START EXTRACTED RECORDS
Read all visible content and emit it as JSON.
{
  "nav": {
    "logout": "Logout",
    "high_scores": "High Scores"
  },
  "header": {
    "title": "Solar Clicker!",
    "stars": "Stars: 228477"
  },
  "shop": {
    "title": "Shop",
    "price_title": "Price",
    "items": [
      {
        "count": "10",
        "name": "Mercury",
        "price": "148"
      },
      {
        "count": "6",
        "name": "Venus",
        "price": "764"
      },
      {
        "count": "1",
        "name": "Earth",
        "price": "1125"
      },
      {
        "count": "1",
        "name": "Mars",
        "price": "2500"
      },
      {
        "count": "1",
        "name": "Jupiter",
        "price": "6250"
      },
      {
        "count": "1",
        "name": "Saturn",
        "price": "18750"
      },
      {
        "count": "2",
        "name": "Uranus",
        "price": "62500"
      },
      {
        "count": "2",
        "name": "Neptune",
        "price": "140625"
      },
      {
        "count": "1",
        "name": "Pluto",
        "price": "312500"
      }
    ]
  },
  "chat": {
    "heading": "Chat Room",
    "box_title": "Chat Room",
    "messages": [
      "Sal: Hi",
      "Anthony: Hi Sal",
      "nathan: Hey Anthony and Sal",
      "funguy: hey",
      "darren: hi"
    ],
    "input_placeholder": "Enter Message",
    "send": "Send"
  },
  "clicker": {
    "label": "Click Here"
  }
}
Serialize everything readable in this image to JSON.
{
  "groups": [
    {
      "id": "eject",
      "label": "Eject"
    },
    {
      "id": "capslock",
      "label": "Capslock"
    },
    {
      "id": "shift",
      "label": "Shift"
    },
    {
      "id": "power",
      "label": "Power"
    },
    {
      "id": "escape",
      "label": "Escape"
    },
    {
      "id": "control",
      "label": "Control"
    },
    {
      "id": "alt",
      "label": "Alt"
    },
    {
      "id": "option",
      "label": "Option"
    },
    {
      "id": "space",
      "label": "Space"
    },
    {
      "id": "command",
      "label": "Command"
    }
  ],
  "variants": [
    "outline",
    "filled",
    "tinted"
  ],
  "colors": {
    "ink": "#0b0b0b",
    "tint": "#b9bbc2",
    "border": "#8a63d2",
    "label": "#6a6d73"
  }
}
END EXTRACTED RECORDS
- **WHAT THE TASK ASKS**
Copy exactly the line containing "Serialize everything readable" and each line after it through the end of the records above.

- **REPLY**
Serialize everything readable in this image to JSON.
{
  "groups": [
    {
      "id": "eject",
      "label": "Eject"
    },
    {
      "id": "capslock",
      "label": "Capslock"
    },
    {
      "id": "shift",
      "label": "Shift"
    },
    {
      "id": "power",
      "label": "Power"
    },
    {
      "id": "escape",
      "label": "Escape"
    },
    {
      "id": "control",
      "label": "Control"
    },
    {
      "id": "alt",
      "label": "Alt"
    },
    {
      "id": "option",
      "label": "Option"
    },
    {
      "id": "space",
      "label": "Space"
    },
    {
      "id": "command",
      "label": "Command"
    }
  ],
  "variants": [
    "outline",
    "filled",
    "tinted"
  ],
  "colors": {
    "ink": "#0b0b0b",
    "tint": "#b9bbc2",
    "border": "#8a63d2",
    "label": "#6a6d73"
  }
}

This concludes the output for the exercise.